The branding has been led by an in-house team, working alongside TH_NK, which has designed and developed the web platform.
Personal Colour Palette
Besides choosing a personalised logo, customers will also have their own personal colour palette which drives the visual experience when using the app. They can also call the bank what they want to – within reason – such as Jenny’s Bank or Peter’s Bank.
The mobile-only brand’s chief marketing officer Lisa Wood told Design Week’s sister title Marketing Week that personalisation has been a dominant theme throughout the entire process.
She said: “We want to be highly personal and demonstrate this at every point of our proposition that it’s about the customer, not us. We’re a customer-obsessed organisation.”

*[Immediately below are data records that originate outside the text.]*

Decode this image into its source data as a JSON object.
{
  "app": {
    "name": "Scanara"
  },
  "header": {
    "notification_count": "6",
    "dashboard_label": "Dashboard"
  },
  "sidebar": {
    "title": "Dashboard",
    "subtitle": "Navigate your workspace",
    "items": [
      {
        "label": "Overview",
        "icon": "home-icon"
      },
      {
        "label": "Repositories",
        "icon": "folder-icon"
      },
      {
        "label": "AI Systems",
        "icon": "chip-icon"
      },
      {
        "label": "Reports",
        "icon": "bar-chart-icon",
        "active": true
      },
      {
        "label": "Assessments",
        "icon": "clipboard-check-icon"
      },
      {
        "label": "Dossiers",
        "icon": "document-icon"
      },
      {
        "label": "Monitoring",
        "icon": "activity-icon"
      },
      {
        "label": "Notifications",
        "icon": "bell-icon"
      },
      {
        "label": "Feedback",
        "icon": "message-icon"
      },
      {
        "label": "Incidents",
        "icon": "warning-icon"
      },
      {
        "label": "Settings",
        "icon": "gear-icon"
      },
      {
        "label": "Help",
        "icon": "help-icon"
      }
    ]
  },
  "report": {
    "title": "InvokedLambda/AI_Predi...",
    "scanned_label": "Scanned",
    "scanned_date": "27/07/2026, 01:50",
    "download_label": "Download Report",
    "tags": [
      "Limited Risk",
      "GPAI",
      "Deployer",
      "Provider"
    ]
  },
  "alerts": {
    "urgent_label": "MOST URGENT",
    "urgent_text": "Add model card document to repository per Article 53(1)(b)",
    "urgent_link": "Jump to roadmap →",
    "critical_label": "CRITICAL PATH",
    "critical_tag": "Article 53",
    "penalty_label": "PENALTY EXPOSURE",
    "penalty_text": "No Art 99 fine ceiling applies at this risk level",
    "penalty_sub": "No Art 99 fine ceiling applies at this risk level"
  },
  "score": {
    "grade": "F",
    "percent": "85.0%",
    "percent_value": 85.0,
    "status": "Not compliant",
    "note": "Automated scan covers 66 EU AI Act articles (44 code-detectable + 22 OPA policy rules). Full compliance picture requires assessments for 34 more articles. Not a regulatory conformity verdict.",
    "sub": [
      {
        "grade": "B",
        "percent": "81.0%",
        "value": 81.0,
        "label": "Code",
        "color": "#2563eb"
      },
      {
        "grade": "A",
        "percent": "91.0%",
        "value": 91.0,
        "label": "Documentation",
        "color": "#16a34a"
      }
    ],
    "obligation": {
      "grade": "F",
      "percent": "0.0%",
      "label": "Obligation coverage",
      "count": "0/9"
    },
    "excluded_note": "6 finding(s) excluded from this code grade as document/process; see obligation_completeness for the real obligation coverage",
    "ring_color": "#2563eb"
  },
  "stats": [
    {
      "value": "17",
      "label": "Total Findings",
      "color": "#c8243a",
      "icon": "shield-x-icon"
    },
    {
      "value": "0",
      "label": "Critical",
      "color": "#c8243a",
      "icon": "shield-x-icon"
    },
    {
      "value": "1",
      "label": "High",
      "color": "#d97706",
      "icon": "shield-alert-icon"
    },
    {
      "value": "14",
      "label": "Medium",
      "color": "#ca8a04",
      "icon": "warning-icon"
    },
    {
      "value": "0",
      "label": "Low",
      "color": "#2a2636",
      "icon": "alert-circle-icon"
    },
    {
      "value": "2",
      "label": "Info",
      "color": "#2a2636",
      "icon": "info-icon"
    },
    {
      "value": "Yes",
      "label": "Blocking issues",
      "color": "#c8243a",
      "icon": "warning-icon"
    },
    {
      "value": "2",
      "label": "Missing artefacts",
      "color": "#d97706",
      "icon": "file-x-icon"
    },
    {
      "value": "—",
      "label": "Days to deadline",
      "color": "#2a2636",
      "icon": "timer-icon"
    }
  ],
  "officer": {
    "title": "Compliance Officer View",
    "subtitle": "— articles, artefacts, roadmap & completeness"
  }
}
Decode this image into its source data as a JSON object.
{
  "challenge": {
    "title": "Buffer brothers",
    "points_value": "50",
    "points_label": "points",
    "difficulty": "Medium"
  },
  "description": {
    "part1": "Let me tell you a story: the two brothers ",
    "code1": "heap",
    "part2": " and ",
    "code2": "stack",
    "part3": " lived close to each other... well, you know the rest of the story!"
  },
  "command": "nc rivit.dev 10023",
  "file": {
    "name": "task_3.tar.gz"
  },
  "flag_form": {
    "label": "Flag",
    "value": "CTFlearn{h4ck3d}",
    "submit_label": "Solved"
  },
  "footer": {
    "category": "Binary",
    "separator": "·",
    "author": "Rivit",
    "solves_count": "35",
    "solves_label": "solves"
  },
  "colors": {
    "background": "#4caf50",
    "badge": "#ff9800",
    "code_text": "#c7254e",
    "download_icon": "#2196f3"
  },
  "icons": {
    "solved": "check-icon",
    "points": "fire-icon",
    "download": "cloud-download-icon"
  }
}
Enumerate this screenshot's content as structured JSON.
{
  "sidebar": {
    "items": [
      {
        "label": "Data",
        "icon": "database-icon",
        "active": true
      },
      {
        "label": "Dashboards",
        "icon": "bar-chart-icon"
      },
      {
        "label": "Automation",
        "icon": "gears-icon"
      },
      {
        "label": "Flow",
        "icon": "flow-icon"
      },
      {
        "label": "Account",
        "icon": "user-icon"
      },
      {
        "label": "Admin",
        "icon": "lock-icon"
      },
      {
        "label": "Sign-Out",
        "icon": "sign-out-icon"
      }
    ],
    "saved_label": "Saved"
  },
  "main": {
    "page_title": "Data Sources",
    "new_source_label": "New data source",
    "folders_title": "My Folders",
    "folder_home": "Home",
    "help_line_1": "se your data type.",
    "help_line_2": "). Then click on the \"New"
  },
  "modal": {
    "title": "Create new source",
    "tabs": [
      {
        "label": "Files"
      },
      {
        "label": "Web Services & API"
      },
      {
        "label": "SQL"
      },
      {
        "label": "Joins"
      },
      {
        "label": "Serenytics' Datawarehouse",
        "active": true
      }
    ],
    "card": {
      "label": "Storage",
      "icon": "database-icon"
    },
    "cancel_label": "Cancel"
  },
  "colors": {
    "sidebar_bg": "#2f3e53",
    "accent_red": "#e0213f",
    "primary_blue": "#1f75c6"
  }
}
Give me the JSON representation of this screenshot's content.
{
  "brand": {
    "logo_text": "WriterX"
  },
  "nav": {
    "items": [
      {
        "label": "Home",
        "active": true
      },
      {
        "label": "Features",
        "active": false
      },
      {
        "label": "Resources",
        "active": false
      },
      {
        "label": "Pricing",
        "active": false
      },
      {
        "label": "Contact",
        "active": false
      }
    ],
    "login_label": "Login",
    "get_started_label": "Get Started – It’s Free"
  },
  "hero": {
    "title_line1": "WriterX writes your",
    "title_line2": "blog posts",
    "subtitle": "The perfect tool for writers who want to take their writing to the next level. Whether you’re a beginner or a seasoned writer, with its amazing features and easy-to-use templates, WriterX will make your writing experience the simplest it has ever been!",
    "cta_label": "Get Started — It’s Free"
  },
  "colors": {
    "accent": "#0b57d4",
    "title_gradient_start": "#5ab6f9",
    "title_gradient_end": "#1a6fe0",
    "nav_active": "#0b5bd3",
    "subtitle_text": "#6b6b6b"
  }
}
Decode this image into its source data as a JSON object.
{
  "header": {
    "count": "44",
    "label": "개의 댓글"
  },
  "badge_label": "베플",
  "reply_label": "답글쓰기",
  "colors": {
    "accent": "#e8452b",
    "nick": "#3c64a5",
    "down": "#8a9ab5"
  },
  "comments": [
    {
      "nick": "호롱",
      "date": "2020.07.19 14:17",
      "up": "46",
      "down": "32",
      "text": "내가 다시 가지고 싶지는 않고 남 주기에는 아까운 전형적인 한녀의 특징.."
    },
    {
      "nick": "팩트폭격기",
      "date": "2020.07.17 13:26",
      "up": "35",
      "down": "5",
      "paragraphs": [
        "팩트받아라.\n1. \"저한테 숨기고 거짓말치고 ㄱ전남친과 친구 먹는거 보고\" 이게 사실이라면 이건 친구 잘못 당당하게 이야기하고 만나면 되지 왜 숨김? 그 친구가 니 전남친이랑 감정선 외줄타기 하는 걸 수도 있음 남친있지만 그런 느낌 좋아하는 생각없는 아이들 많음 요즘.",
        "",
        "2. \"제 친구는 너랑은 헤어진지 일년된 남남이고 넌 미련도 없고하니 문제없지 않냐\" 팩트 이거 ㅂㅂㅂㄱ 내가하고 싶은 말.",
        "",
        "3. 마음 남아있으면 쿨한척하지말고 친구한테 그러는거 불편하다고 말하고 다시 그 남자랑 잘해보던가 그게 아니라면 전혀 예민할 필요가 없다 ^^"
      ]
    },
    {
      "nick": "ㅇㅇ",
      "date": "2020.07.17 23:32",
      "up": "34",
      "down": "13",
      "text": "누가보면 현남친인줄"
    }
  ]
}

“No one should have exactly the same experience”
Wood added: “It’s a way of showing that we believe every one of our customers is unique. No one should have exactly the same experience of Atom. Visually, it will also look very different from other bank experiences.”
Wood says that a personalised colour-theme and logo is only “one aspect” of the brand offering a tailored experience. In December 2015, the bank announced that customers will be able to use face and voice biometrics to log on to the app. It is built using gaming platform Unity, which will involve 3D animation and sound to engage customers.
Further personalisation will be introduced
More personalisation features will also be introduced after the app’s launch. Atom is currently in closed beta and plans to launch later in Q1.
Through the personalisation features, the brand is aiming to become a “next generation” bank, where the brand strategy is focused on the consumer instead of itself.
“It’s not about the customer relationship with us, or our relationship with customers’ money. The traditional old banks constantly reference their relationship with its customers, but our brand strategy is about us helping people understand money much better,” says Wood.
This story first appeared on Design Week’s sister title Marketing Week.